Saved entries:
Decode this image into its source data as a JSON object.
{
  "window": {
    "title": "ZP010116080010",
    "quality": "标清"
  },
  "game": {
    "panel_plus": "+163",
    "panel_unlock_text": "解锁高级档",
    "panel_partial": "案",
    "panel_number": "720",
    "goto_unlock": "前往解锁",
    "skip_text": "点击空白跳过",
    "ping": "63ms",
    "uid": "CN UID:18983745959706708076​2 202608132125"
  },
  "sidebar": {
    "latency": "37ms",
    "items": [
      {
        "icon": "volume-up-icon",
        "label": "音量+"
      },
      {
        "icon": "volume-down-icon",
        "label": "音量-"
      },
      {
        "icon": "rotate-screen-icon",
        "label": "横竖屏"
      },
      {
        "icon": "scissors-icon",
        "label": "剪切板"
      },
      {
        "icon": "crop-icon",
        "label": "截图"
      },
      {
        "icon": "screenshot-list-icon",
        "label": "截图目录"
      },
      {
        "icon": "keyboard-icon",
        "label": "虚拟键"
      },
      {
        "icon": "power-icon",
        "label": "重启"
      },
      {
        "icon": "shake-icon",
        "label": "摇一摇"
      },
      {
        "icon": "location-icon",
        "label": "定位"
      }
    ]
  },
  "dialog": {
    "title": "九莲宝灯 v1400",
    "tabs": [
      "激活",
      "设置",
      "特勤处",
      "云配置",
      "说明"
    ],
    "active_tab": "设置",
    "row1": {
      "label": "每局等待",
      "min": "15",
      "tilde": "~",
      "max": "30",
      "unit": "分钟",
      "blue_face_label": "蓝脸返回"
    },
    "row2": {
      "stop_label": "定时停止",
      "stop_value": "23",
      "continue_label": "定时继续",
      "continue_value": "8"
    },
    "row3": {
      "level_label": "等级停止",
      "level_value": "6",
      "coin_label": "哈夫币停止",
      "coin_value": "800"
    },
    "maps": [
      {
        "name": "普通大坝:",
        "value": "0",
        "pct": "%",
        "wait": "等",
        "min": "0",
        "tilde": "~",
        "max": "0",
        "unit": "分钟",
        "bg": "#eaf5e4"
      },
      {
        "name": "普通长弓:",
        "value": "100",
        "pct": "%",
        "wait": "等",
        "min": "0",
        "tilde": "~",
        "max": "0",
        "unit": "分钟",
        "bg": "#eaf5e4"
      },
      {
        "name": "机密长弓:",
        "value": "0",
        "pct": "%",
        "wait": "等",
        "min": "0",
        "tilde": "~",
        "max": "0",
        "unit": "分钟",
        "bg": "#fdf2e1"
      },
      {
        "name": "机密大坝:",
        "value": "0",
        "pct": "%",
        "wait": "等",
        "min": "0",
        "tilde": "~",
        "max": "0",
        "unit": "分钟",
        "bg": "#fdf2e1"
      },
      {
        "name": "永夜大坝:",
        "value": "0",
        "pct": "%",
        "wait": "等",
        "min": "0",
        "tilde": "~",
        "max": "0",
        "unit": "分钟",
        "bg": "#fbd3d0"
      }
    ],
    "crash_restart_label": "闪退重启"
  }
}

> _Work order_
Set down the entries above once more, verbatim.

> _Solution to this problem_
Decode this image into its source data as a JSON object.
{
  "window": {
    "title": "ZP010116080010",
    "quality": "标清"
  },
  "game": {
    "panel_plus": "+163",
    "panel_unlock_text": "解锁高级档",
    "panel_partial": "案",
    "panel_number": "720",
    "goto_unlock": "前往解锁",
    "skip_text": "点击空白跳过",
    "ping": "63ms",
    "uid": "CN UID:18983745959706708076​2 202608132125"
  },
  "sidebar": {
    "latency": "37ms",
    "items": [
      {
        "icon": "volume-up-icon",
        "label": "音量+"
      },
      {
        "icon": "volume-down-icon",
        "label": "音量-"
      },
      {
        "icon": "rotate-screen-icon",
        "label": "横竖屏"
      },
      {
        "icon": "scissors-icon",
        "label": "剪切板"
      },
      {
        "icon": "crop-icon",
        "label": "截图"
      },
      {
        "icon": "screenshot-list-icon",
        "label": "截图目录"
      },
      {
        "icon": "keyboard-icon",
        "label": "虚拟键"
      },
      {
        "icon": "power-icon",
        "label": "重启"
      },
      {
        "icon": "shake-icon",
        "label": "摇一摇"
      },
      {
        "icon": "location-icon",
        "label": "定位"
      }
    ]
  },
  "dialog": {
    "title": "九莲宝灯 v1400",
    "tabs": [
      "激活",
      "设置",
      "特勤处",
      "云配置",
      "说明"
    ],
    "active_tab": "设置",
    "row1": {
      "label": "每局等待",
      "min": "15",
      "tilde": "~",
      "max": "30",
      "unit": "分钟",
      "blue_face_label": "蓝脸返回"
    },
    "row2": {
      "stop_label": "定时停止",
      "stop_value": "23",
      "continue_label": "定时继续",
      "continue_value": "8"
    },
    "row3": {
      "level_label": "等级停止",
      "level_value": "6",
      "coin_label": "哈夫币停止",
      "coin_value": "800"
    },
    "maps": [
      {
        "name": "普通大坝:",
        "value": "0",
        "pct": "%",
        "wait": "等",
        "min": "0",
        "tilde": "~",
        "max": "0",
        "unit": "分钟",
        "bg": "#eaf5e4"
      },
      {
        "name": "普通长弓:",
        "value": "100",
        "pct": "%",
        "wait": "等",
        "min": "0",
        "tilde": "~",
        "max": "0",
        "unit": "分钟",
        "bg": "#eaf5e4"
      },
      {
        "name": "机密长弓:",
        "value": "0",
        "pct": "%",
        "wait": "等",
        "min": "0",
        "tilde": "~",
        "max": "0",
        "unit": "分钟",
        "bg": "#fdf2e1"
      },
      {
        "name": "机密大坝:",
        "value": "0",
        "pct": "%",
        "wait": "等",
        "min": "0",
        "tilde": "~",
        "max": "0",
        "unit": "分钟",
        "bg": "#fdf2e1"
      },
      {
        "name": "永夜大坝:",
        "value": "0",
        "pct": "%",
        "wait": "等",
        "min": "0",
        "tilde": "~",
        "max": "0",
        "unit": "分钟",
        "bg": "#fbd3d0"
      }
    ],
    "crash_restart_label": "闪退重启"
  }
}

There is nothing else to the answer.